Optics: Going Viral—GIFs, Memes, and Insta-fame
|Date||Dec 05, 2018|
From LOLCATZ to the appropriation of Pepe the frog as an alt-right symbol, the visual politics of virality and Insta-fame are largely mediated through the exchange of GIFs and memes—forms of democratized creativity that rely on the appropriation of images from popular culture. Join Optics series host Jillian Steinhauer, Curator of Digital Media at the Museum of the Moving Image Jason Eppink, and visual artist Andrew Kuo for a conversation that will examine the visuality, virality, and consumption of GIFs and memes in digital culture.
Optics: A New Way of Seeing Contemporary Culture is an ongoing series hosted by writer/editor Jillian Steinhauer that invites critics, artists, and imagemakers to analyze the pictures that shape contemporary culture and current events.
Jillian Steinhauer is a journalist living in Brooklyn, NY. She won the 2014 Best Art Reporting Award from the US chapter of the International Association of Art Critics for her work at Hyperallergic, where she was formerly the senior editor. Her writing has also appeared in the New York Times, the New Republic, and The Nation, among other publications. She writes mainly about art and politics, but has also been known to go on at length about cats.
Jason Eppink is an American curator, designer, and prankster. His projects emphasize participation, mischief, surprise, wonder, generosity, transgression, free culture, and anti-consumerism, and they are staged in public spaces and online as street art, urban interventions, and playful online services and hoaxes, frequently for non-consenting audiences.
Eppink serves as curator of digital media at the Museum of the Moving Image in New York City. His work at the museum revolves around participation in a variety of fields, including video games, interactive art, remix, animated GIFs, and online communities.

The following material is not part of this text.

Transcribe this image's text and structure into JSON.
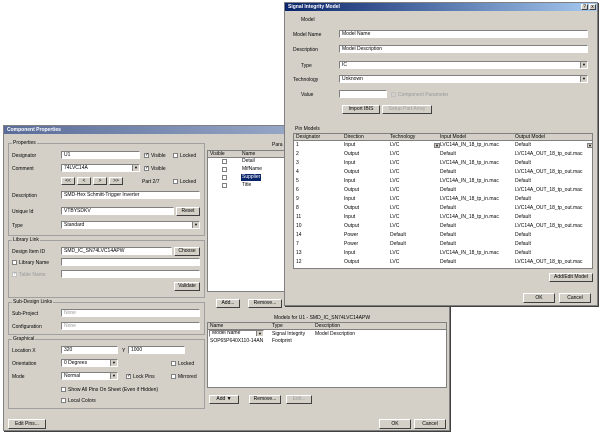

New York–based artist Andrew Kuo makes graphic abstract paintings out of language, numbers, color, and data. Kuo is fascinated by statistics and creates mathematical equations to sum up situations in his life. He then creates meticulously constructed compositions on wood, canvas, and linen. Bright colors and rigid forms are combined with text that is heartfelt, sentimental, and playful to create mesmerizing geometric abstractions. He’s also a regular contributor to the New York Times. Kuo’s work has been exhibited in group and solo shows, including Marlborough Contemporary, New York and London; the Green Gallery, Gavin Brown Enterprises, New York; Casey Kaplan, New York; Artists Space, New York; Mitchell-Innes & Nash, New York; Institute of Contemporary Art, Philadelphia; Mass MoCA, North Adams; Museum of Contemporary Art Detroit;and Garage Center for Contemporary Culture, Moscow.